You wait, you watch, you listen, and the land speaks…
Splayed out flat on the deer stand’s plywood floor, I scrawled these words in the margin of a journal page. I screwed my eyes in the blue half-light and shifted among the cracked acorn shells to see what I had written—hard to tell whether the letters had a line, at least, or if I’d overlaid them. I set the pen and journal off into the darkness at my side, knowing I wouldn’t find them again until the sun came up, and joined my father in gazing out across the ridgetop pasture toward its wooded edge.
That morning we’d risen at 4 a.m., while the stars were still clear and bright, to hike up to the ridgetop before the deer would be moving. It was the primeval hour before dawn—the woods were a tangle of branch-silhouettes, and beyond the darkened tree line, a dim glow emanated.

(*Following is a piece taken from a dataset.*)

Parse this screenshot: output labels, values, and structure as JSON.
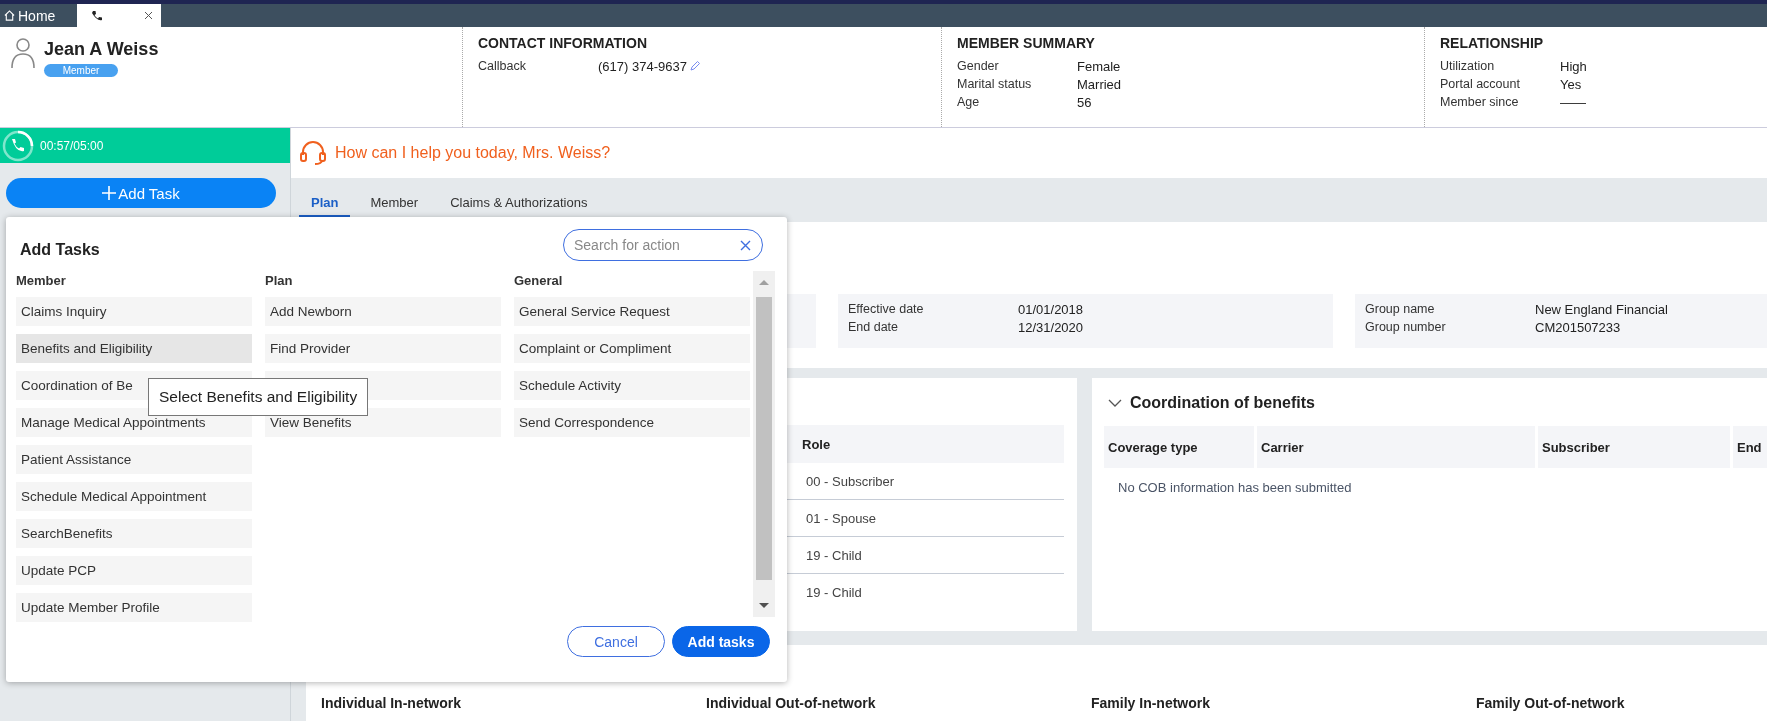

The world seemed shrunken down to the pasture itself, as if all that lay outside it—the woods, the New River and the ridges beyond its banks—had condensed to a primordial darkness. Each moment passed in measured breaths and heartbeats spurred by the distant roar of wind through the treetops, like the sound of blood rushing. The pines bowed, and every branch and needle quivered with the possibility of the deer’s appearance.
I huddled deeper into my coat, shivering. Dad shifted and reached for the rifle at his side. It had been my Paw Paw’s, his father’s—a Winchester .30-30 with a smooth walnut stock. Pressing his eye to the scope, he scanned the treeline then passed the rifle to me. It was not loaded.
A low mist had gathered and glided across the pasture, pooling in its folds and furrows, obscuring the edge between pasture and woods. As the glow spread, blossoming from azure to bronze, the mists faded, furled themselves into the woods’ deep hollows, down in the creek beds, over the cliff’s edge. Gradually, the forms of things emerged.
Solid and distinct, the trees stood forth, stark as obelisks, and gathered the mists about themselves like a shroud. The clover and broom sedge glimmered with frost. Overhead, the stars faded, and the first rays of morning fell upon the pasture as if for the first time. Dawn broke upon the upper New River Valley.
We stood and shaded our eyes, leaving the rifle at our feet.
“No deer this morning,” Dad said, and a smile lit his face.
Christopher Robey is a recent graduate of Appalachian State University in Boone North Carolina. Currently, he works as an assistant trail crew leader for Southern Appalachian Wilderness Stewards, a regional nonprofit devoted to wilderness stewards